No wonder Jane is such a boring person. She hangs out with the most boring people imaginable. Even when one friend has a bridal party, interestingly called a hen-do, the women travel out-of-town and proceed to drink themselves silly for a weekend, expressing joy over the approaching wedding. One friend, Natasha, gets so drunk that she invites a young man to accompany her to the ladies’ room. Her friends are horrified, but somehow this action doesn’t appear to be the first time and won’t be the last.
Jane’s friends, and even her mother, begin mentioning how long it has been since Jane had a boyfriend, so she starts to give it serious consideration. After all, she needs a date for the wedding. Her mother’s neighbor, Dan, has recently broken up with his girlfriend, and according to her mother, Jane should give him the chance to prove himself boyfriend material.
The following week, pondering the attractiveness of Dan, she sees him on the sidewalk near her work. She stares. Then she notices Dan with a bunch of coworkers at her favorite drinking hole. He doesn’t see her and she decides not to call attention to herself by speaking to him.
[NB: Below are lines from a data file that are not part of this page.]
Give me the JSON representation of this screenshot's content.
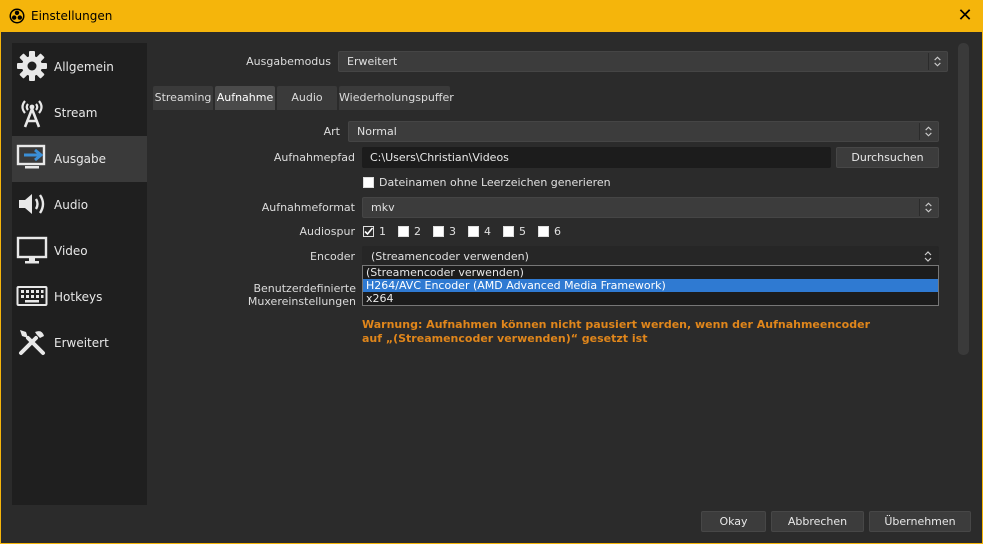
{
  "window": {
    "title": "Einstellungen",
    "close_glyph": "✕"
  },
  "sidebar": {
    "items": [
      {
        "label": "Allgemein",
        "icon": "gear-icon"
      },
      {
        "label": "Stream",
        "icon": "broadcast-tower-icon"
      },
      {
        "label": "Ausgabe",
        "icon": "output-icon",
        "active": true
      },
      {
        "label": "Audio",
        "icon": "speaker-icon"
      },
      {
        "label": "Video",
        "icon": "monitor-icon"
      },
      {
        "label": "Hotkeys",
        "icon": "keyboard-icon"
      },
      {
        "label": "Erweitert",
        "icon": "tools-icon"
      }
    ]
  },
  "output_mode": {
    "label": "Ausgabemodus",
    "value": "Erweitert"
  },
  "tabs": [
    "Streaming",
    "Aufnahme",
    "Audio",
    "Wiederholungspuffer"
  ],
  "active_tab": "Aufnahme",
  "recording": {
    "type": {
      "label": "Art",
      "value": "Normal"
    },
    "path": {
      "label": "Aufnahmepfad",
      "value": "C:\\Users\\Christian\\Videos",
      "browse": "Durchsuchen"
    },
    "no_spaces": {
      "label": "Dateinamen ohne Leerzeichen generieren",
      "checked": false
    },
    "format": {
      "label": "Aufnahmeformat",
      "value": "mkv"
    },
    "tracks": {
      "label": "Audiospur",
      "items": [
        {
          "label": "1",
          "checked": true
        },
        {
          "label": "2",
          "checked": false
        },
        {
          "label": "3",
          "checked": false
        },
        {
          "label": "4",
          "checked": false
        },
        {
          "label": "5",
          "checked": false
        },
        {
          "label": "6",
          "checked": false
        }
      ]
    },
    "encoder": {
      "label": "Encoder",
      "value": "(Streamencoder verwenden)",
      "options": [
        "(Streamencoder verwenden)",
        "H264/AVC Encoder (AMD Advanced Media Framework)",
        "x264"
      ],
      "highlighted": "H264/AVC Encoder (AMD Advanced Media Framework)"
    },
    "muxer": {
      "label": "Benutzerdefinierte Muxereinstellungen"
    },
    "warning": "Warnung: Aufnahmen können nicht pausiert werden, wenn der Aufnahmeencoder auf „(Streamencoder verwenden)“ gesetzt ist"
  },
  "footer": {
    "ok": "Okay",
    "cancel": "Abbrechen",
    "apply": "Übernehmen"
  },
  "colors": {
    "accent": "#f5b50b",
    "selection": "#2f7ad2",
    "warning": "#e0861b"
  }
}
What if he doesn’t know who she is? Her friends egg her on, but Jane figures she needs to think about this for a while more. As she thinks on what to do, she does nothing.
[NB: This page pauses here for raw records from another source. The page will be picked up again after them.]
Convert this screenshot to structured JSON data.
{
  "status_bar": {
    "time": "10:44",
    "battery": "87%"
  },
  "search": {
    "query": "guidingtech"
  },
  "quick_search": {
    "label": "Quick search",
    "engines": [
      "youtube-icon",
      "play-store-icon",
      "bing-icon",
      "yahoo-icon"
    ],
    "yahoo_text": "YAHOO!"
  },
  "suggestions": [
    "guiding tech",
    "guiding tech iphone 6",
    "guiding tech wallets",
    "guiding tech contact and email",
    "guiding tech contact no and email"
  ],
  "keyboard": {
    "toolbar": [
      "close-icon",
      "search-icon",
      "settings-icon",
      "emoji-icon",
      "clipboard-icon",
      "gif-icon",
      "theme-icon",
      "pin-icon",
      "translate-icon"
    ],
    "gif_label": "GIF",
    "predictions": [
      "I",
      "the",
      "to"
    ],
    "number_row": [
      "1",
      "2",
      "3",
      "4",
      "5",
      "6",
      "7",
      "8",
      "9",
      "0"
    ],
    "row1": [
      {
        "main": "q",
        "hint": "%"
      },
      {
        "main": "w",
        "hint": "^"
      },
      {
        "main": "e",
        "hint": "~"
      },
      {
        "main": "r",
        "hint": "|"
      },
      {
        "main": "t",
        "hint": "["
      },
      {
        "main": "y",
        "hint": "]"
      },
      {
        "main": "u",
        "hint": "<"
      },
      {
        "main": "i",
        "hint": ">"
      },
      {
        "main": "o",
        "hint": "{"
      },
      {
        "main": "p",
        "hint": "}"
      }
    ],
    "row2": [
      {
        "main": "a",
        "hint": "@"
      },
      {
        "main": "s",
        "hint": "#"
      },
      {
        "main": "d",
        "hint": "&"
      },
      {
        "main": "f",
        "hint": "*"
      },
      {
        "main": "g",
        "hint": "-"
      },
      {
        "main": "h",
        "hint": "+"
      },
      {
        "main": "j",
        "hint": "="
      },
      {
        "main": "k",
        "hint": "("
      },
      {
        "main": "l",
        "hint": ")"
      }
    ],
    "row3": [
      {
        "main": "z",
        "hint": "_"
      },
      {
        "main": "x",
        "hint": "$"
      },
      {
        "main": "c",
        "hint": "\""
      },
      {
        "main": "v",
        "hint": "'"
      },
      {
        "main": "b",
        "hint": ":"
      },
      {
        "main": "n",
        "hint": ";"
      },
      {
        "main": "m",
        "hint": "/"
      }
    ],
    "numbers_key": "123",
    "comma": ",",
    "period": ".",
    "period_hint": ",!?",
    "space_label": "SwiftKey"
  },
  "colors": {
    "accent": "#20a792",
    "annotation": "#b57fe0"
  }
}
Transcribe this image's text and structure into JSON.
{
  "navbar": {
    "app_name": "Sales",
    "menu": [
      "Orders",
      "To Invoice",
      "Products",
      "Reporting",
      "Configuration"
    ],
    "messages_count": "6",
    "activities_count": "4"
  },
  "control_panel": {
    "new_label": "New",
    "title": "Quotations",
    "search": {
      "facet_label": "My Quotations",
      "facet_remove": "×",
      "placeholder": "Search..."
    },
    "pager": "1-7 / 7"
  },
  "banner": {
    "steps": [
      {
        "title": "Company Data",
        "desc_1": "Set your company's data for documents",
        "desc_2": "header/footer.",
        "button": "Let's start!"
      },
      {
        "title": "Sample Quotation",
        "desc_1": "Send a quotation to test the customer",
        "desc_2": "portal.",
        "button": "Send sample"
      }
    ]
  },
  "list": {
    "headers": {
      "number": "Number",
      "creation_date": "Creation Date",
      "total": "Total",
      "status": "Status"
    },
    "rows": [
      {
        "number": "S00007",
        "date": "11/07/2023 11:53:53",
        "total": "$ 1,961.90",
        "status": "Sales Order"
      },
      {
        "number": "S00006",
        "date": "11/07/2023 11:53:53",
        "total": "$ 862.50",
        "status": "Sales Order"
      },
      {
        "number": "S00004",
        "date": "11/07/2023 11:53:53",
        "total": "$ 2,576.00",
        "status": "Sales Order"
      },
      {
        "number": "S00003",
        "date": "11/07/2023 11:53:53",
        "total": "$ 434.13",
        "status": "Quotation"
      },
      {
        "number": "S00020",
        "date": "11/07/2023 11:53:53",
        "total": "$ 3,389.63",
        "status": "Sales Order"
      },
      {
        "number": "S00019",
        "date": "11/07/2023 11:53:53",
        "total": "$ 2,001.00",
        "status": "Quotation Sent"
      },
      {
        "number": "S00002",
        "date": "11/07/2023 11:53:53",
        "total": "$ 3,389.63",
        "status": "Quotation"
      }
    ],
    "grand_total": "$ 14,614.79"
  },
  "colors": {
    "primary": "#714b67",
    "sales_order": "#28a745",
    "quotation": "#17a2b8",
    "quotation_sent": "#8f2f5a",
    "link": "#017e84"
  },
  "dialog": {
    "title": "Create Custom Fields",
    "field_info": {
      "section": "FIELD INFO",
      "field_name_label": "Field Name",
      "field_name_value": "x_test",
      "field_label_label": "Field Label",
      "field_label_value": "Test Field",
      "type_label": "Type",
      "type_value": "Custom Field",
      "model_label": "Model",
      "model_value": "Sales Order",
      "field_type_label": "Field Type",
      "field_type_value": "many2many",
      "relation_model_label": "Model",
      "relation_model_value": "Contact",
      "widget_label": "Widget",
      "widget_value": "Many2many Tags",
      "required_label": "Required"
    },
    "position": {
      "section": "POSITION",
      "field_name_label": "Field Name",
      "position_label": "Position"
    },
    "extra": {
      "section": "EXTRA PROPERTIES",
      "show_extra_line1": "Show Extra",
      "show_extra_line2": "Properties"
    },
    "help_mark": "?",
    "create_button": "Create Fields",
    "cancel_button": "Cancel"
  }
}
This book was slow. The only reason I kept reading is that I found the British expressions fascinating. Some of the phrases are definitely different: totally cheesed off, feeling a bit knackered, wardrobe full of natty dresses, make a pot noodle for lunch, hen-do, etc. These make Americanisms sound down-right dull. I think the hardest part was slogging through all the drinking and the hangover headaches. They were in abundance. So, I find myself wanting to read more of these fun and interesting expressions, but in a different subject matter.
- Genre and general reading age – Contemporary. The reading age is difficult. I don’t think it would hold a teen’s attention.
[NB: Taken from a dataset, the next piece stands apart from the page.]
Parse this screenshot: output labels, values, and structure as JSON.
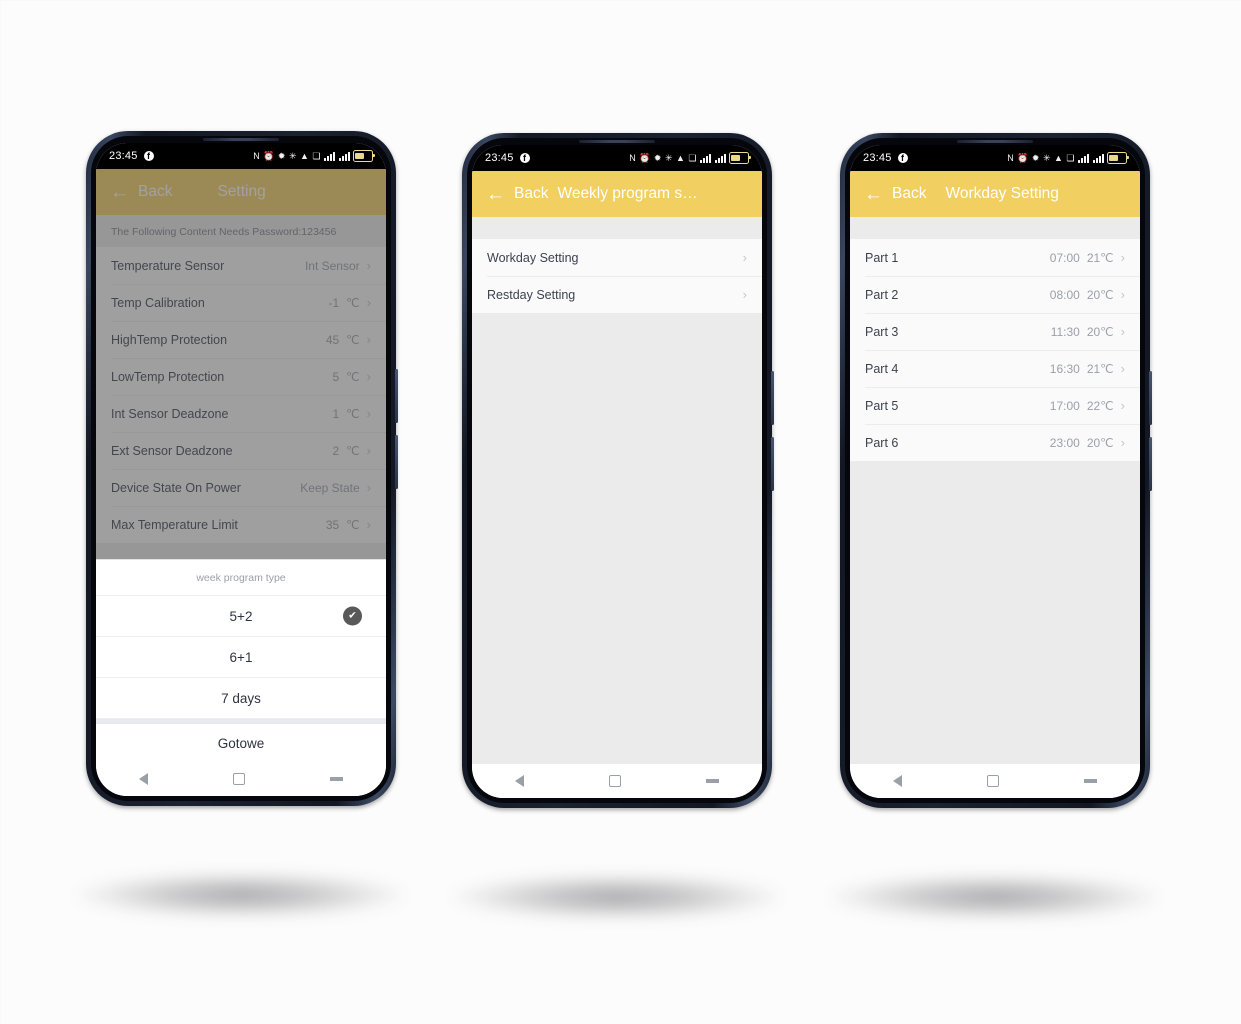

- Level of sexuality – Very little.
- Is there graphic language? Yes, but it has to be read in context, otherwise you may wonder what the gist of ‘that!’ was.
- Did I cry? No.
- Did I laugh? No, but occasionally I smiled internally.
- Is this part of a series? I haven’t heard of a sequel, but it has the best cliffhanger ever!
- Level of character development – What you see is what you get.
Due to the incredible cliffhanger, I give this ⭐️⭐️⭐️ stars.
1 thought on “Jane of Manchester by J.G. Dow”
The author just asked me to read this, and I’m not sure if I should. I’m not big on chick-lit, particularly when a man is the author… Thanks for this review.